'It's a good time capsule' - Telephone exchange to open up for first time in 50 years
- Credit: The Art Station/Emily Richardson
Visitors to a Suffolk town will be able to view a piece of communication history when it opens up for the first time in 50 years.
Saxmundham's former telephone exchange will be open later this month for guests to take a step back in time.
The building's current occupants, The Art Station, have partnered with Saxmundham Museum and BT to celebrate its unique history.
Built in the 1950s, the building was designed by Thomas Winterburn, one of the ten post office architects associated with the Festival of Britain movement.
The site remained in operation as a telephone exchange and post office for many years and employed up to 50 people at the height of it's operation.
You may also want to watch:
It closed for good in the 1970s.
The Art Station now uses part of the building for local creatives bringing in art studios, hot desking space and exhibition areas.
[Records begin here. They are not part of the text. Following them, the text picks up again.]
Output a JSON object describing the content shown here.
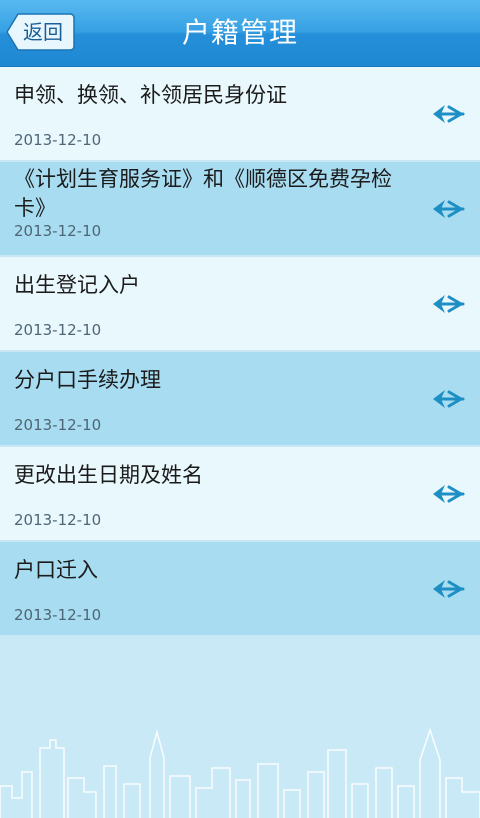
{
  "header": {
    "title": "户籍管理",
    "back_label": "返回"
  },
  "items": [
    {
      "title": "申领、换领、补领居民身份证",
      "date": "2013-12-10"
    },
    {
      "title": "《计划生育服务证》和《顺德区免费孕检卡》",
      "date": "2013-12-10"
    },
    {
      "title": "出生登记入户",
      "date": "2013-12-10"
    },
    {
      "title": "分户口手续办理",
      "date": "2013-12-10"
    },
    {
      "title": "更改出生日期及姓名",
      "date": "2013-12-10"
    },
    {
      "title": "户口迁入",
      "date": "2013-12-10"
    }
  ],
  "colors": {
    "header": "#258fd9",
    "row_light": "#e9f8fd",
    "row_dark": "#a8dcf1",
    "arrow": "#1e8fc4"
  },
  "icons": {
    "row_arrow": "chevron-arrow-icon",
    "back": "back-arrow-icon"
  }
}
- 1 Explained: What is causing the long queues at petrol stations?
- 2 Suffolk petrol stations avoid closure as garages shut nationwide
- 3 Don't panic buy - warning as queues form at petrol stations
- 4 Family of hairdresser, 17, who died in her sleep 'overwhelmed' by tributes
- 5 Road off A14 closed after serious collision
- 6 'We've lost one or two from last week' - Cook reveals fresh injury set-back
- 7 Petrol queues worsen rush-hour traffic
- 8 Cook believes Ipswich are 'biggest and best' club in League One
- 9 Suffolk man arrested after motorcyclist killed in crash
- 10 Dramatic pictures as huge barn fire breaks out near coast
Later this month, the original exchange rooms and equipment used by staff will be opened up to the public for the first time alongside contextual archival materials and artefacts.
Digital artist Henry Driver will be exhibiting works in the exchange as well as creating a new piece in response to the unique space and the developing technology of communication.
An oral history project, conducted by local historian Belinda Moore, will also tell the stories of the people who worked in the building.
Verity Slade, from The Art Station, said the space was unlike any other.
"I have never seen anything like it," she said.
"It's a really interesting bit of equipment and there are lots of artefacts left in the space."
Miss Slade that the room had been incredibly well preserved.
"It seems a bit post-apocalyptic; there's still folders in desk drawers," she said.
"It's a good time capsule."
The building's opening coincides with the Heritage Open Days event 2021, which sees heritage buildings across the county open their doors to the public.
The telephone exchange will be open from 12-4pm on Saturday, September 18 and 25.